Attached for your review and information is a copy of the National Fire Protection Association’s (NFPA) latest (July 2011) report on fire in manufactured homes, as well as a copy of self-explanatory August 3, 2011 letter sent by MHARR to NFPA president James Shannon, disputing the substance of this biased report, as well as the conflict of interest that is inherent in NFPA’s role as the Administering Organization (AO) of the Manufactured Housing Consensus Committee (MHCC), while it simultaneously acts as a chief proponent of residential sprinkler mandates.
The NFPA report, which selectively and arbitrarily manipulates generally positive statistics to present manufactured home fire safety in the worst possible light – contrary to the findings of a credible 1985 report by Foremost Insurance Company — was distributed to MHCC members on July 27, 2011, as the consensus committee prepares for further debate on the pending (but currently tabled) HUD-MHI proposals for a “where required/ as needed” federal fire sprinkler standard.
While the NFPA report, in fact, confirms the 1985 findings, that manufactured homes have a lower rate of fire and a lower rate of civilian fire injuries than other types of one or two-family homes, the report minimizes these and other statistics demonstrating the positive and beneficial impact of the current HUD fire safety standards, in order to present an overwhelmingly negative assessment of the fire safety of manufactured homes – all leading to the predictable conclusion that there is a “strong” case for fire sprinklers in manufactured homes.
Aside from reliance on flawed, incomplete and potentially misleading data, which the report itself acknowledges, both the substance of the NFPA report and its timing – given the nearly universal rejection of residential sprinkler mandates by state legislatures throughout the
nation – have rightfully renewed within the industry longstanding but never addressed questions as to why a special interest organization like NFPA, that is the publisher and proponent of codes that compete with the HUD standards, should be permitted to serve as the MHCC AO.
In addition, this transparent effort to promote fire sprinklers validates MHARR’s consistent position regarding this entire issue – that HUD should either preempt state and local fire sprinkler requirements that impact HUD Code manufactured homes based on the enhanced federal preemption of the Manufactured Housing Improvement Act of 2000, or stay out of the matter altogether.

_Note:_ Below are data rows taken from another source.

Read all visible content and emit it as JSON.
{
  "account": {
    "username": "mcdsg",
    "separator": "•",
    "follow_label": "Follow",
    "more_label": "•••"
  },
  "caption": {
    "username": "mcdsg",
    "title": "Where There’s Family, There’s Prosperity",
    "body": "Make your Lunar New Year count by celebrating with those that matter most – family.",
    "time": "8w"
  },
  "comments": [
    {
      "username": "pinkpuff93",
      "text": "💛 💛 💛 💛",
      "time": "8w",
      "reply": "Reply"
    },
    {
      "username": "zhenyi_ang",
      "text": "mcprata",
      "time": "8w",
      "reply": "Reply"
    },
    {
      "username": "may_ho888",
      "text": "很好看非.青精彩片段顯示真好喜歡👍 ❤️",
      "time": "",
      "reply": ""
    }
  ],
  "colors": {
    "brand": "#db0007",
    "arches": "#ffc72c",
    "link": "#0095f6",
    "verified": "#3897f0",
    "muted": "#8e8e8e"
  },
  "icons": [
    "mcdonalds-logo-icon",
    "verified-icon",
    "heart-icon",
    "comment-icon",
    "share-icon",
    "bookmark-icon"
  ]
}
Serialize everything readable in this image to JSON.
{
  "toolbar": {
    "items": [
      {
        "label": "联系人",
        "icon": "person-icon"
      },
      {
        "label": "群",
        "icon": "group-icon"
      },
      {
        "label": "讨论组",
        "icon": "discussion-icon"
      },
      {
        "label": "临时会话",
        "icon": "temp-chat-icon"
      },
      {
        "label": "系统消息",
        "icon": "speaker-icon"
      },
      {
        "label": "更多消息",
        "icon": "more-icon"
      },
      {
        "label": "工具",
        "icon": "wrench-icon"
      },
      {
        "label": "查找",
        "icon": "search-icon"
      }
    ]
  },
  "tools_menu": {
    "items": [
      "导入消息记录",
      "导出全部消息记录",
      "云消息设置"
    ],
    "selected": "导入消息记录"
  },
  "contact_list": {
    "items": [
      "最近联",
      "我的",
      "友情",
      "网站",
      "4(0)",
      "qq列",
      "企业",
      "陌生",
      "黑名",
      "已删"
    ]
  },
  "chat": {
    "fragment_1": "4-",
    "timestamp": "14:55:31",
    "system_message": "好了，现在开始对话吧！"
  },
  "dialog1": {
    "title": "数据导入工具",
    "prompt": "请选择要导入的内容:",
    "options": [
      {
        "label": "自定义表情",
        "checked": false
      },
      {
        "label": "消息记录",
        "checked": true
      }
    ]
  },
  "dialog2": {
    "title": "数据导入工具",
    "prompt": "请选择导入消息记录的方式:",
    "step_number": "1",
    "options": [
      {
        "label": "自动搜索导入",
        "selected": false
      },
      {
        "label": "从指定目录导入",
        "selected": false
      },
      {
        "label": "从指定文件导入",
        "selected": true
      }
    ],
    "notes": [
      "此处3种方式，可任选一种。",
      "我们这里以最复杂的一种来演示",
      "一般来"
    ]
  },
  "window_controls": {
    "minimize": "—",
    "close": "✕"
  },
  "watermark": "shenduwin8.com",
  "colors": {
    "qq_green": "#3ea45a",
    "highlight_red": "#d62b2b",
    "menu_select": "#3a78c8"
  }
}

Even a limited “where required/as needed” federal sprinkler standard would ultimately expose the industry to the expansion of any such “limited” standard by HUD to a very costly across-the-board mandate under pressure from sprinkler advocates – a risk that the industry cannot afford, particularly under current circumstances.
As MHARR has maintained all along, the manufactured housing industry has always been a target for sprinkler proponents because they recognize that by requiring sprinklers nationally in HUD Code homes with one stroke of the pen, via a federal standard, they can then use that mandate for an entire class of homes as a precedent in their battles with state and local governments to adopt requirements for sprinklers in other types of housing. While NFPA, as a private organization, cannot be stopped from publishing such reports, those reports must be accurate and factually-based. With this report, moreover, the conflict of interest that is inherent in NFPA’s role as a sprinkler advocate while serving as MHCC AO, has once again been highlighted and needs to be carefully and thoroughly examined and considered by HUD.
By copy of this package and due to the importance of this issue, MHARR is advising other HUD Code industry members of this matter for their information and consideration.
cc: Other Interested HUD Code Manufacturers, retailers, communities and state associations
Manufactured Housing Association for Regulatory Reform
1331 Pennsylvania Ave N.W., Suite 508
Washington, D.C. 20004
Download the documents by clicking on below.